**Description of the task**
Scan the data for "rest" and copy each matching line.

··· Data in this exercise

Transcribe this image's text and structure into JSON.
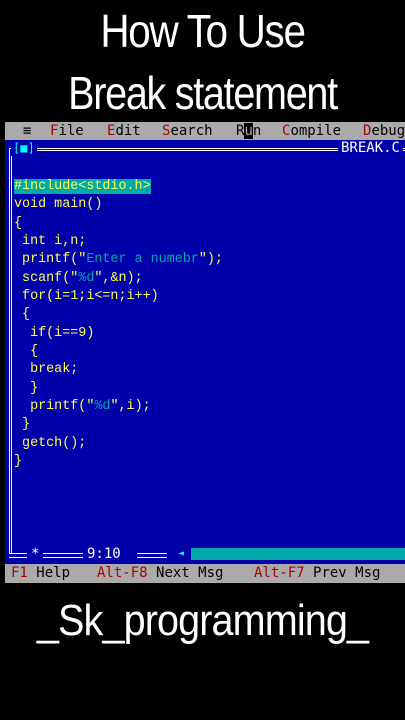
{
  "heading": {
    "line1": "How To Use",
    "line2": "Break statement"
  },
  "menu": {
    "system": "≡",
    "items": [
      {
        "hotkey": "F",
        "rest": "ile"
      },
      {
        "hotkey": "E",
        "rest": "dit"
      },
      {
        "hotkey": "S",
        "rest": "earch"
      },
      {
        "pre": "R",
        "hotkey": "u",
        "rest": "n"
      },
      {
        "hotkey": "C",
        "rest": "ompile"
      },
      {
        "hotkey": "D",
        "rest": "ebug"
      }
    ]
  },
  "editor": {
    "window_button": "[■]",
    "filename": "BREAK.C",
    "code_lines": [
      "#include<stdio.h>",
      "void main()",
      "{",
      " int i,n;",
      " printf(\"Enter a numebr\");",
      " scanf(\"%d\",&n);",
      " for(i=1;i<=n;i++)",
      " {",
      "  if(i==9)",
      "  {",
      "  break;",
      "  }",
      "  printf(\"%d\",i);",
      " }",
      " getch();",
      "}"
    ],
    "cursor_position": "9:10",
    "status_marker": "*"
  },
  "helpbar": [
    {
      "key": "F1",
      "label": "Help"
    },
    {
      "key": "Alt-F8",
      "label": "Next Msg"
    },
    {
      "key": "Alt-F7",
      "label": "Prev Msg"
    }
  ],
  "brand": "_Sk_programming_",
  "colors": {
    "background": "#000000",
    "editor_bg": "#0000aa",
    "code_text": "#ffff55",
    "string_text": "#00aaaa",
    "menu_bg": "#aaaaaa",
    "hotkey": "#aa0000"
  }
}
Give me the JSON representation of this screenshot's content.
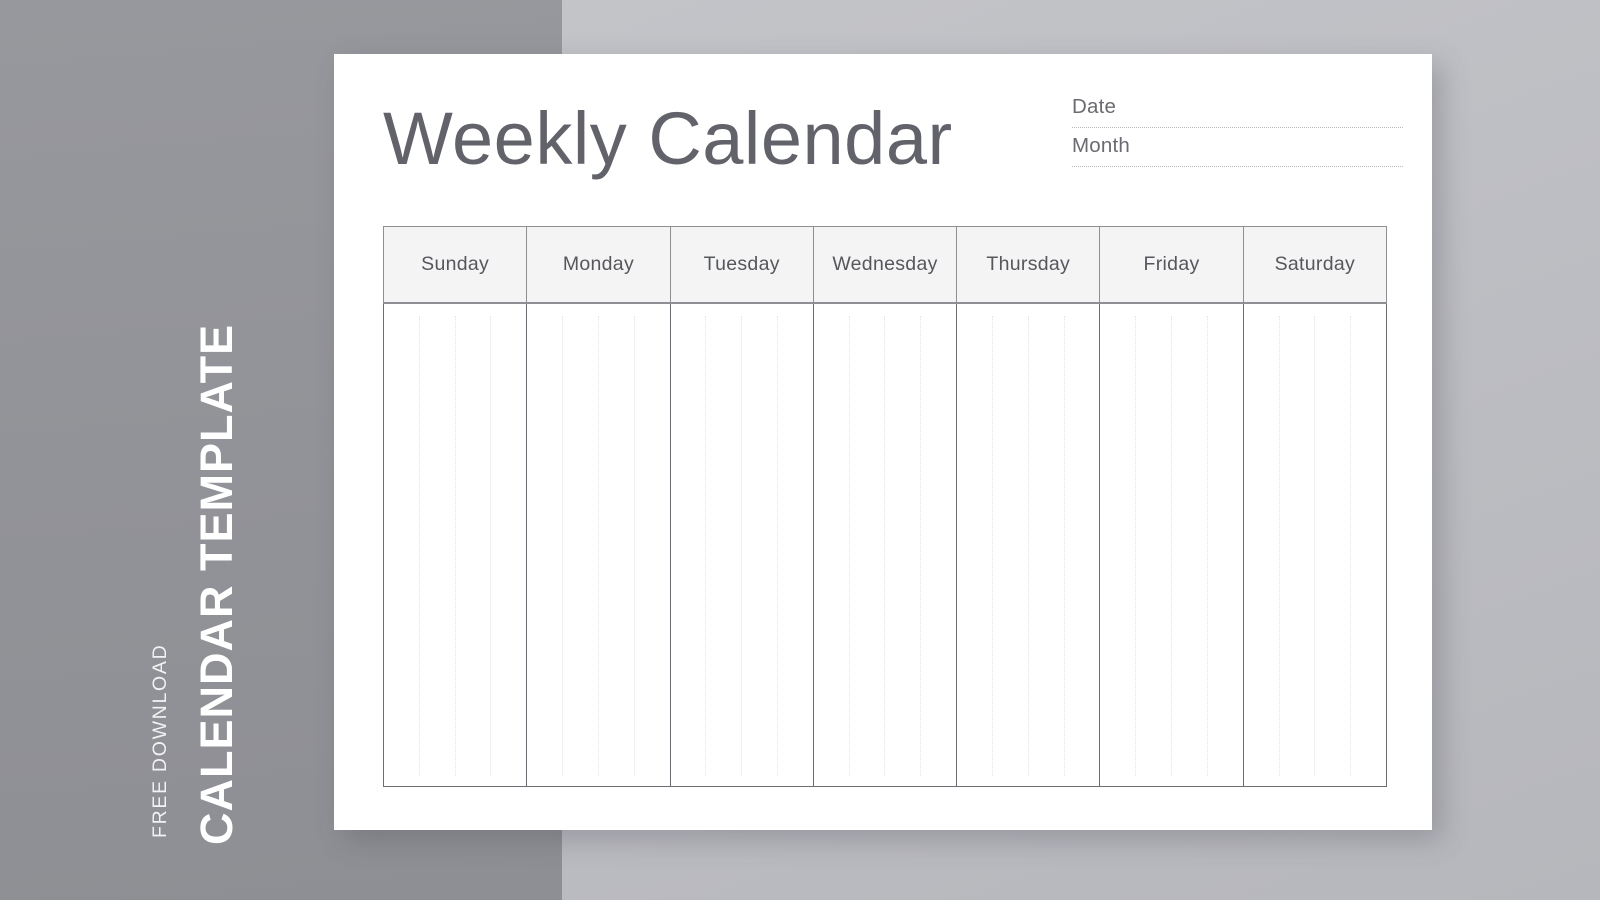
{
  "promo": {
    "subtitle": "FREE DOWNLOAD",
    "title": "CALENDAR TEMPLATE",
    "text_color": "#ffffff",
    "panel_color": "#929398"
  },
  "document": {
    "title": "Weekly Calendar",
    "title_color": "#62636a",
    "background": "#ffffff",
    "meta_fields": [
      {
        "label": "Date",
        "value": ""
      },
      {
        "label": "Month",
        "value": ""
      }
    ]
  },
  "calendar": {
    "day_headers": [
      "Sunday",
      "Monday",
      "Tuesday",
      "Wednesday",
      "Thursday",
      "Friday",
      "Saturday"
    ],
    "header_fill": "#f4f4f5",
    "border_color": "#6d6e73",
    "guide_line_color": "#e4e4e6",
    "guides_per_cell": 3,
    "cells": [
      "",
      "",
      "",
      "",
      "",
      "",
      ""
    ]
  },
  "page": {
    "background_left": "#929398",
    "background_right": "#bfc0c4"
  }
}
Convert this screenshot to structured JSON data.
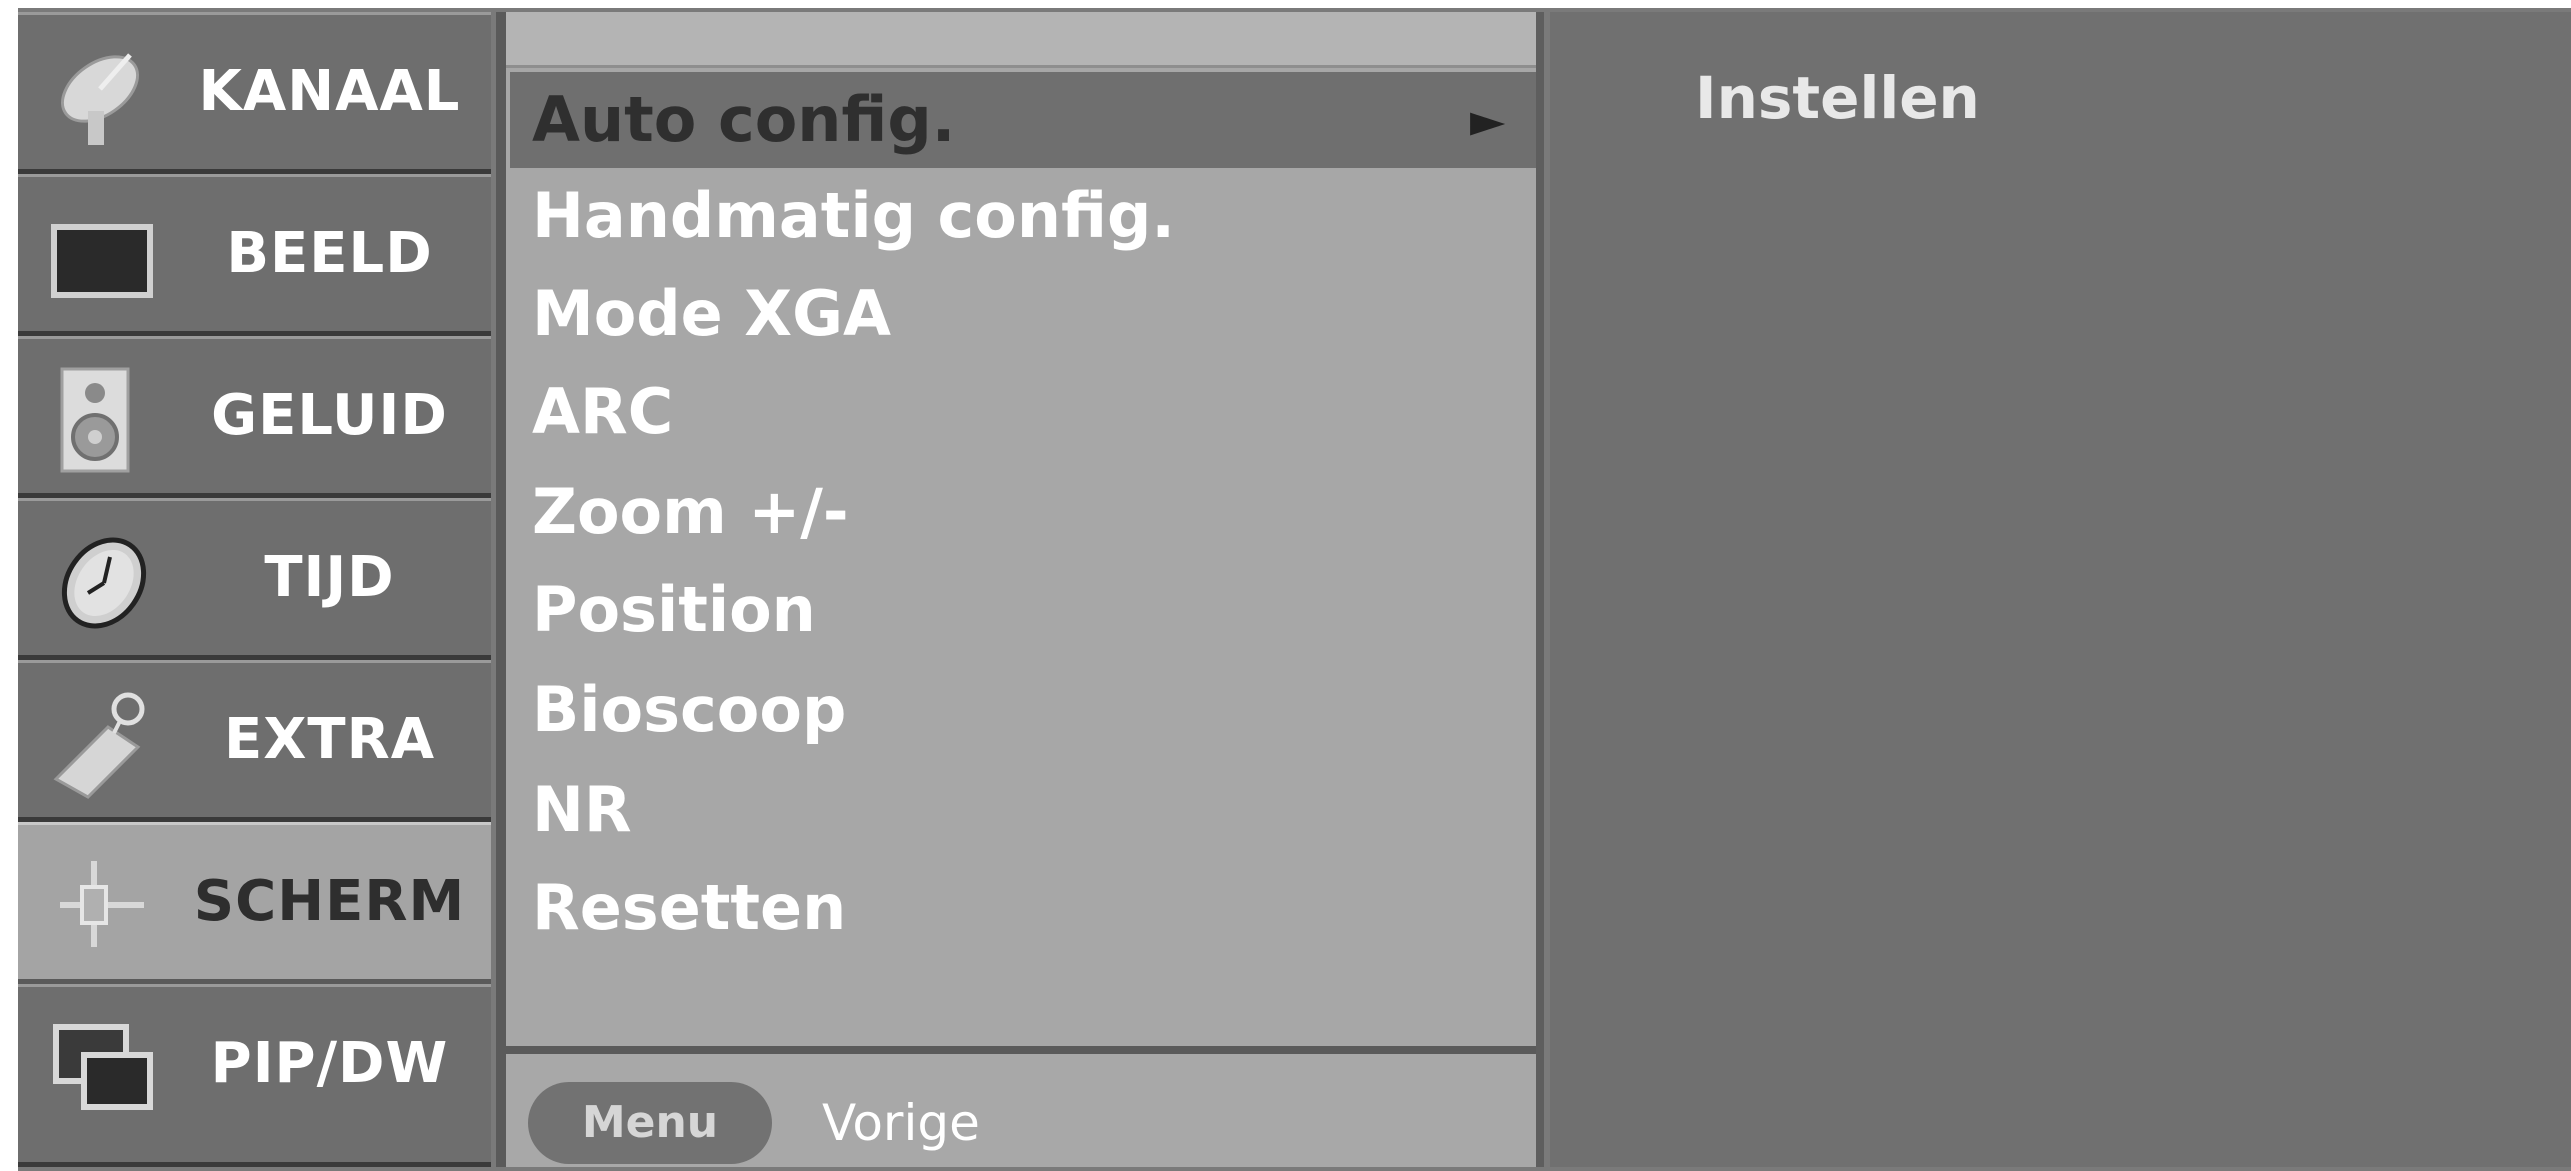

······

**Output for this task**
        "rest": "ile"
        "rest": "dit"
        "rest": "earch"
        "rest": "n"
        "rest": "ompile"
        "rest": "ebug"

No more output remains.